Blame inertia, or stupidity. On Dec. 29, 2016, I boasted: “I am abandoning Yahoo and its photo-sharing site, for many of the reasons stated seven months ago. My Flickr Pro account expires in September, and I will cancel a few weeks earlier to prevent auto-renewal. In the meantime, I consider my Flickr officially closed, and I will no longer use it”. Ah, yeah, that didn’t happen.
In preparation for my Flickr finale, back in July, I blocked the service from using my PayPal to auto-renew. Twenty-four days ago, I unsurprisingly received email that payment processing failed. Second-thoughts overwhelmed. While Yahoo is a mess, Verizon has since taken ownership—and my family now uses Red’s cellular service. There’s synergy there. Besides, my low-cost renewal remained in place: $44.95 for another two years. The standard service fee is $5.95 per month, or $49.95 yearly. Smitten with angst, I paid up.
Looking back at email receipts, I first became a Flickr Pro subscriber in May 2006 for $24.95 annually. Yahoo essentially froze that price for long-timers when bringing back the Pro option during summer 2015.
My renewal bucks online photo social sharing trends. Flickr can’t be as popular as it once was—and there was a time when the site boasted strong, connected community.

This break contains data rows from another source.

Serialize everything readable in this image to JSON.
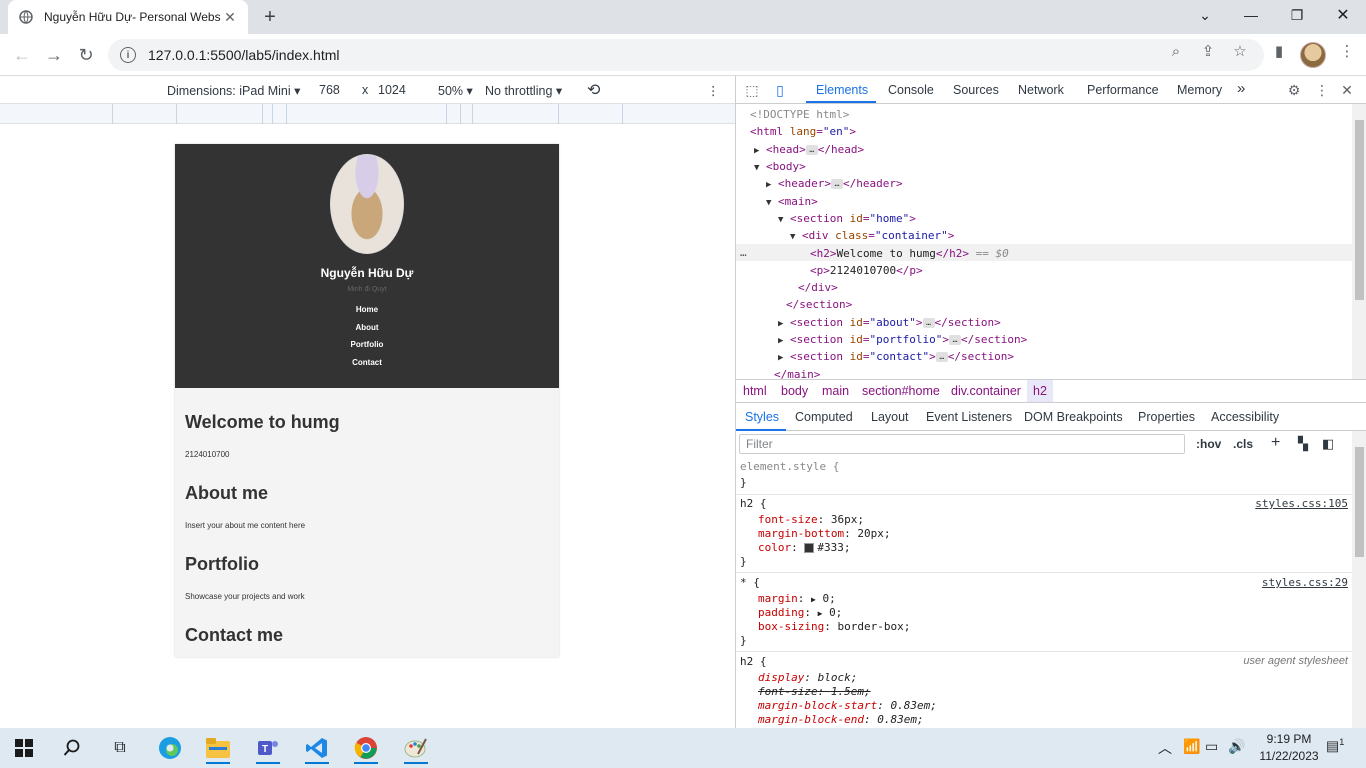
{
  "browser": {
    "tab_title": "Nguyễn Hữu Dự- Personal Webs",
    "url": "127.0.0.1:5500/lab5/index.html"
  },
  "device_toolbar": {
    "dimensions": "Dimensions: iPad Mini",
    "width": "768",
    "times": "x",
    "height": "1024",
    "zoom": "50%",
    "throttling": "No throttling"
  },
  "site": {
    "name": "Nguyễn Hữu Dự",
    "subtitle": "Minh đi Quyt",
    "nav": [
      "Home",
      "About",
      "Portfolio",
      "Contact"
    ],
    "sections": [
      {
        "heading": "Welcome to humg",
        "text": "2124010700"
      },
      {
        "heading": "About me",
        "text": "Insert your about me content here"
      },
      {
        "heading": "Portfolio",
        "text": "Showcase your projects and work"
      },
      {
        "heading": "Contact me",
        "text": ""
      }
    ]
  },
  "devtools": {
    "tabs": [
      "Elements",
      "Console",
      "Sources",
      "Network",
      "Performance",
      "Memory",
      "»"
    ],
    "dom": {
      "doctype": "<!DOCTYPE html>",
      "html_open": "<html",
      "lang_attr": "lang",
      "lang_val": "\"en\"",
      "head": "<head>",
      "head_close": "</head>",
      "body": "<body>",
      "header": "<header>",
      "header_close": "</header>",
      "main": "<main>",
      "section": "<section",
      "id_attr": "id",
      "home_val": "\"home\"",
      "div": "<div",
      "class_attr": "class",
      "container_val": "\"container\"",
      "h2_open": "<h2>",
      "h2_text": "Welcome to humg",
      "h2_close": "</h2>",
      "eq": "== $0",
      "p_open": "<p>",
      "p_text": "2124010700",
      "p_close": "</p>",
      "div_close": "</div>",
      "section_close": "</section>",
      "about_val": "\"about\"",
      "portfolio_val": "\"portfolio\"",
      "contact_val": "\"contact\"",
      "main_close": "</main>"
    },
    "breadcrumbs": [
      "html",
      "body",
      "main",
      "section#home",
      "div.container",
      "h2"
    ],
    "subtabs": [
      "Styles",
      "Computed",
      "Layout",
      "Event Listeners",
      "DOM Breakpoints",
      "Properties",
      "Accessibility"
    ],
    "filter_placeholder": "Filter",
    "hov": ":hov",
    "cls": ".cls",
    "styles": {
      "element_style": "element.style {",
      "close": "}",
      "h2_sel": "h2 {",
      "src1": "styles.css:105",
      "fs_prop": "font-size",
      "fs_val": "36px;",
      "mb_prop": "margin-bottom",
      "mb_val": "20px;",
      "color_prop": "color",
      "color_val": "#333;",
      "star_sel": "* {",
      "src2": "styles.css:29",
      "margin_prop": "margin",
      "margin_val": "0;",
      "padding_prop": "padding",
      "padding_val": "0;",
      "bs_prop": "box-sizing",
      "bs_val": "border-box;",
      "h2_sel2": "h2 {",
      "ua": "user agent stylesheet",
      "display_prop": "display",
      "display_val": "block;",
      "fs2_prop": "font-size",
      "fs2_val": "1.5em;",
      "mbs_prop": "margin-block-start",
      "mbs_val": "0.83em;",
      "mbe_prop": "margin-block-end",
      "mbe_val": "0.83em;"
    }
  },
  "taskbar": {
    "time": "9:19 PM",
    "date": "11/22/2023",
    "notif_count": "1"
  }
}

Facebook-aquired Instagram eclipses its old-timer rival, claiming that in August 2017 the number of daily users topped one-half billion; 800 million monthly. Alexa Internet puts the photo-sharer’s global web-ranking at 17. Flickr: 327.
Instagram is either too infantile or overly-commercialized, depending on my mood of the day—and either should be your realization, too. The photo-sharing service is popular and social, but I never got into the habit because my phone—and requirement to post via mobile app—is not my primary camera. Then there are Instagram’s inglorious days where all posted photos were square. You do realize there’s a metaphor, right? That the seemingly hip and trendy photo-sharer really is a square.
Other meaningful alternatives are SmugMug and 500px, which I subscribed before this year’s price increase, snatching the included 12-months of free Adobe subscription for Lightroom and Photoshop. I haven’t updated SmugMug in years. I don’t post to 500px at all; the subscription is a placeholder for possible future use, but benefit is the net financial gain accessing Adobe software.
This month marks my twelfth year anniversary as a Flickr subscriber, and I may soon begin posting after a long hiatus. If so, I will start with an expanded selection of felines from my “Cats of University Heights” series.
You tell me—am I a Flickr fool for renewing?
Photo Credit: Thomas Hawk